Need to get started with a few delicious vegan recipes? Start your day off by making our Pumpkin Pie Smoothie, check out our Simple Plant-Powered Meals for lunch and dinner ideas or whip up a batch of our Peanut Butter Energy Balls for the perfect snack!
Final thoughts on the vegan diet
- Eat plentifully from the rainbow of veggies, including lots of leafy greens.
- Limit refined sugars, simple carbs and grains.
- Pay attention to your protein intake – make sure you eat a variety of foods higher protein on a daily basis (eg, beans and seeds).
- Supplement with B12 and find out if you also need to supplement iron, vitamin D, and omega-3 fatty acids.
- Scarborough P, et al, Dietary greenhouse gas emissions of meat-eaters, fish-eaters, vegetarians and vegans in the UK. Climatic Change, 2014; July, 125(2):179–192.
- Tai Le L and Sabaté J, Beyond Meatless, the Health Effects of Vegan Diets: Findings from the Adventist. Cohorts Nutrients. 2014, June: 6(6):2131-2147.
- Glick-Bauer M and Yeh MC, The Health Advantage of a Vegan Diet: Exploring the Gut Microbiota Connection. Nutrients. 2014, Nov; 6(11): 4822–4838.
- Fontana L, et al, Long-term low-calorie low-protein vegan diet and endurance exercise are associated with low cardiometabolic risk. Rejuvenation Res, 2007, June; 10(2):224-34.
- Ornish D, et al. Intensive lifestyle changes may affect the progression of prostate cancer. J Urol. 2005 Sep; 174(3): 1065-9.
- Daily CA, et al, A review of fatty acid profiles and antioxidant content in grass-fed and grain-fed beef. Nutr J. 2010 Mar; 9(10).
- Ponte PI, et al, Restricting the intake of a cereal-based feed in free-range-pastured poultry: effects on performance and meat quality. Poult Sci. 2008 Oct: 87(10):2032-42.
- Anand SS, et al. Food Consumption and its Impact on Cardiovascular Disease: Importance of Solutions Focused on the Globalized Food System: A Report From the Workshop Convened by the World Heart Federation. J Am Coll Cardiol. 2015 Oct 6; 66(14):1590-1614.
- Altorf-van der Kuil W, et al. Dietary protein and blood pressure: a systematic review. PLoS One. 2010 Aug 11;5(8).
- Viguiliouk E, et al, Effect of Replacing Animal Protein with Plant Protein on Glycemic Control in Diabetes: A Systematic Review and Meta-Analysis of Randomized Controlled Trials. Nutrients. 2015 Dec 1;7(12):9804-24.
- Campbell TC, The China Study, Benbella Books Inc, 2006.
- Song M, et al, Association of Animal and Plant Protein Intake With All-Cause and Cause-Specific Mortality. JAMA Intern Med. 2016 Oct 1;176(10):1453-1463.

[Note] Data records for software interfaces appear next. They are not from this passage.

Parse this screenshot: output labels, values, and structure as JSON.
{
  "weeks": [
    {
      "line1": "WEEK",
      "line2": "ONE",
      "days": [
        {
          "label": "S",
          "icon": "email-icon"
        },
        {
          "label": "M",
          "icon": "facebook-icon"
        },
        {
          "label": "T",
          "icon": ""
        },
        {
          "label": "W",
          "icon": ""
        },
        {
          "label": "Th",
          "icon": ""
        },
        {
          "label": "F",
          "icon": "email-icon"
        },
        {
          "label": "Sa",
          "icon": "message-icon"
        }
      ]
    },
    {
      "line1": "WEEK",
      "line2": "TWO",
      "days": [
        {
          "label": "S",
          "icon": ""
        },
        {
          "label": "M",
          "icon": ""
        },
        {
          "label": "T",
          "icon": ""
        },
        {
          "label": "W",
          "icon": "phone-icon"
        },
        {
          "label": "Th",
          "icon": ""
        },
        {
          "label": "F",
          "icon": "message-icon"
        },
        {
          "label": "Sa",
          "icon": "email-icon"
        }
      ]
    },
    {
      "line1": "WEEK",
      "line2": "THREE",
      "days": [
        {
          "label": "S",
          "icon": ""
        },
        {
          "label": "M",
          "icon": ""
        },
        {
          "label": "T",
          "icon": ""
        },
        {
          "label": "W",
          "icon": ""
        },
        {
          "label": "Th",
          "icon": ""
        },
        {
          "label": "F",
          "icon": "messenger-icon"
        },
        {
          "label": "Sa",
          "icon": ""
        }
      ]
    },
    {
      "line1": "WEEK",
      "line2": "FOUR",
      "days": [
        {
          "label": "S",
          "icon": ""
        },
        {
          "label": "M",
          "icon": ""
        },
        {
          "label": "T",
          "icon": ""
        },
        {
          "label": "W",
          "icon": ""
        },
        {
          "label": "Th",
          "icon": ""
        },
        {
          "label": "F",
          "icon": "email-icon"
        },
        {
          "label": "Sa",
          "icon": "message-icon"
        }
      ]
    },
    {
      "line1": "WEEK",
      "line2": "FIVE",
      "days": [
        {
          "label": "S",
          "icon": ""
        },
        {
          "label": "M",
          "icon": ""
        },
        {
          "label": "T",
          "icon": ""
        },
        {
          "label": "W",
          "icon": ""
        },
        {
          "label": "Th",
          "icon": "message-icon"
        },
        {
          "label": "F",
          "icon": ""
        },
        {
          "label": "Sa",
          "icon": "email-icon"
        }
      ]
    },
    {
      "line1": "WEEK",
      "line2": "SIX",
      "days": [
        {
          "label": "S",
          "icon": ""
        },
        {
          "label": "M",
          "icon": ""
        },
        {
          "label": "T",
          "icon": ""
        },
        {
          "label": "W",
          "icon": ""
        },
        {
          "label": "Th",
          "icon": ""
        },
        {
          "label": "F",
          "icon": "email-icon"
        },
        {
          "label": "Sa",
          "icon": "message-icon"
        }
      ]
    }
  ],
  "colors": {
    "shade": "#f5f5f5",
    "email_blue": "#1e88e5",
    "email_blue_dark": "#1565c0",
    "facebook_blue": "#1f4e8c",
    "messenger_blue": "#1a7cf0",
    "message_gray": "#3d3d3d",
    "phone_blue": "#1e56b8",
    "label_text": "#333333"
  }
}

- “Dioxins in the food chain: Background” https://www.aphis.usda.gov/animal_health/emergingissues/downloads/dioxins.pdf
- “Mercury and health” http://www.who.int/mediacentre/factsheets/fs361/en/
- Mahan K & Escott-Stump Sylvia, Krause’s Food, Nutrition, & Diet Therapy, 11th Ed, Saunders, 2004.
- Ornish, D, et al, Intensive Lifestyle Changes for Reversal of Coronary Heart Disease. JAMA. 1998;280(23):2001-2007.
- Turner KA, Radical Remission, HarperOne, 2014.